If time (and legality) permitted, we'd peek through the keyhole of every door in London. Who wouldn't want to see what lies behind the portals on the Underground network marked 'Private Rod'? Or see if there really is a note stuck on the inside of 10 Downing Street, warning politicians not to flash their notes. Often, though, it's the door itself which holds the real fascination.
Schoolboys who chiselled their names into the panels and door of Harrow's Fourth Form Room (some expertly, some decidedly hamfistedly) went on to become world famous writers and prime ministers. This palimpsest of a portal is peppered with the ghosts of those who once walked through it — not to mention deep gouges that must have taken some elbow grease.

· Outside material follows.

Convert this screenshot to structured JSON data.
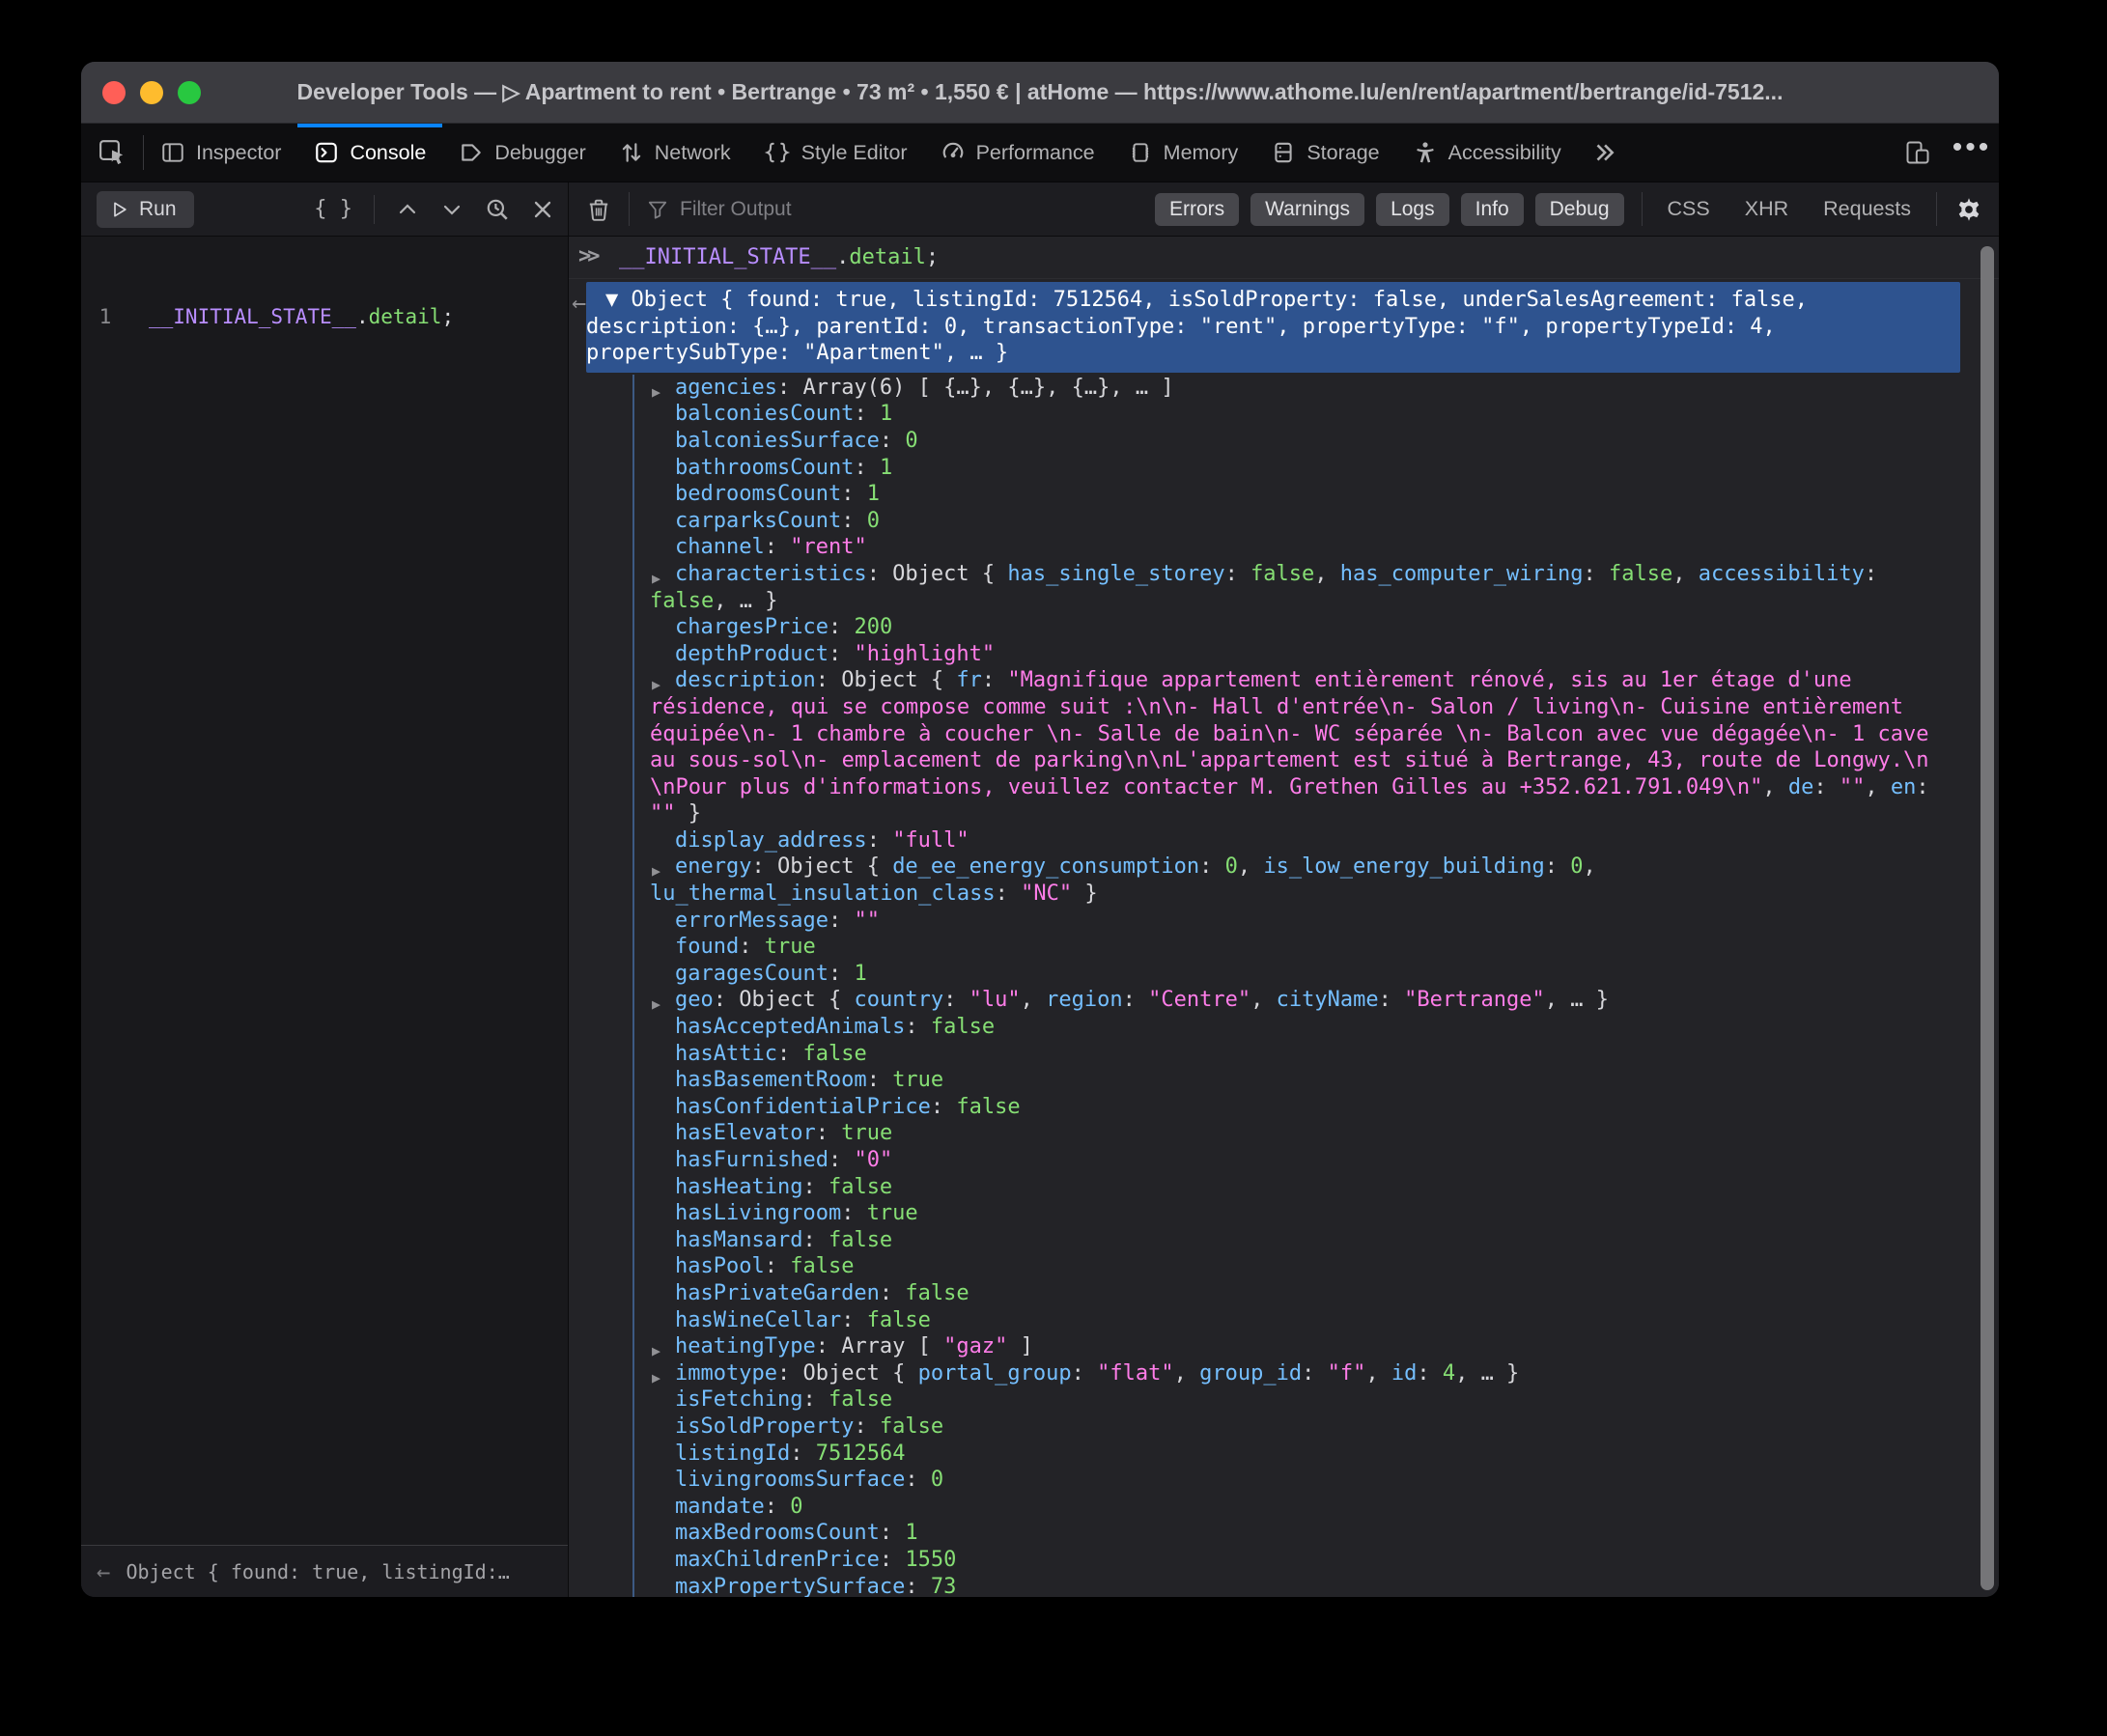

For contemporary door graffiti, see your local pub toilet. Recently we were treated to "Theo Ball did a shit ere". Theo Ball, your name shall go down in the annals of history (or, at least, until it's scrubbed off by the cleaner).
Coming face to face with a prison door is an experience you could usually do without. There are exceptions; the Museum of London houses a mid 18th century cell door salvaged from the infamous Newgate Gaol. Did Lord George Gordon — instigator of the Gordon riots, which saw the destruction of Newgate — find himself contained by this very door, after being banged up in the rebuilt prison? It's possible.
The museum's also in possession of a pair of wooden Newgate doors, ironically locked away in storage. And there's yet another Newgate door hidden away in the twisty corridors beneath the Old Bailey (the site, of course, on which the prison stood).
It's not all about Newgate; keep your eyes peeled for other extant penitential portals, such as this from Tothill Fields Prison, now tucked away in a back street near Westminster Abbey:
Beware imitations, such as this one at The Clink Prison Museum, which imprisoned one of our interns in 2016:
Inside (and outside) No.10
It may the one of the world's most photographed doors, but 10 Downing Street's portal harbours many a secret. The heavily-lacquered façade is made not of wood, but bomb-proof metal. No, it's not your eyes — the zero on the 10 is wonky — and for good reason. And we've already covered how there's no set of keys for the door of Number 10, so it can only be opened from the inside. It's also said that, following a spate of document-flashing snafus, the door has a note stuck on the inside reminding those leaving to hide their important documents from prying lenses. Manila folders people, manila folders.
London's got almost as many secret doors as it has secrets. Some aren't as secret as they claim to be. Every hipster and their shih tzu knows about the Smeg fridge that leads into the Mayor of Scaredy Cat Town cocktail bar near Liverpool Street. Of late, the speakeasy door has become a genre unto itself. Fewer are privy to the door in the base of Westminster's Boudica statue, which leads to the Embankment Utility Tunnels, "a mad world of wires spilling all over the place like waves crashing against rocks on the coast." The more you look — especially with the help of the likes of Bradley L Garrett and Nick Catford — the more of these secret doors you find.
Even TfL staff don't seem to know what lies behind the doors on the tube network labelled 'Private Rod'. We like to think it's a green room for Rod Stewart when he's in town, but it's blatantly not. You'd hear his gravelly tones coming from the other side.
All doors tell one story or other, but some are quite explicit with it.
If you've been to the Freemasons' Hall in Holborn, you'll have seen the hefty bronze doors leading into the Great Temple. Weighing one and a quarter tonnes each, they depict the building of King Solomon's Temple.
Some doors' stories are even shorter, but just as timeless, such as "Facts not Opinions" over the top of the Kirkaldy Testing Museum in Southwark. And this one at the Palace Theatre:
Half storytelling doors
Other doors require a little research to reveal their true story. In 2005, scientific dating revealed that Westminster Abbey has the oldest door in Britain.
And have you ever clocked this singularly tall and narrow door on Flitcroft Street? It's tall because a giraffe lives here.
Not really. It belongs to the Elms Lesters Painting Rooms, where they create and ship out tall theatre sets and props.
You will, however, find doors tailor-made for giraffes at London Zoo:
This giraffe house, designed by a certain Decimus Burton, is Grade II listed.
The former home of Sebastian Horsley on Meard Street in Soho wears a baffling caveat:
That is, until you read Horsley's explanation:
A clipper is such an English device — only the English could think of it. A girl picks up a guy, takes £50 off him, rings the doorbell - my doorbell - says to the guy that there's no one in, and goes off to get a key, leaving him standing at the door. He's 50 quid down, he's really annoyed. He thinks this is the brothel, so he kicks the door in. So that's why I put the notice up.
We remain bamboozled by this padded door in Cambridge Heath:
And some doors — such as the one in Vauxhall tube station, deemed the world's most dangerous door — are probably best left shut.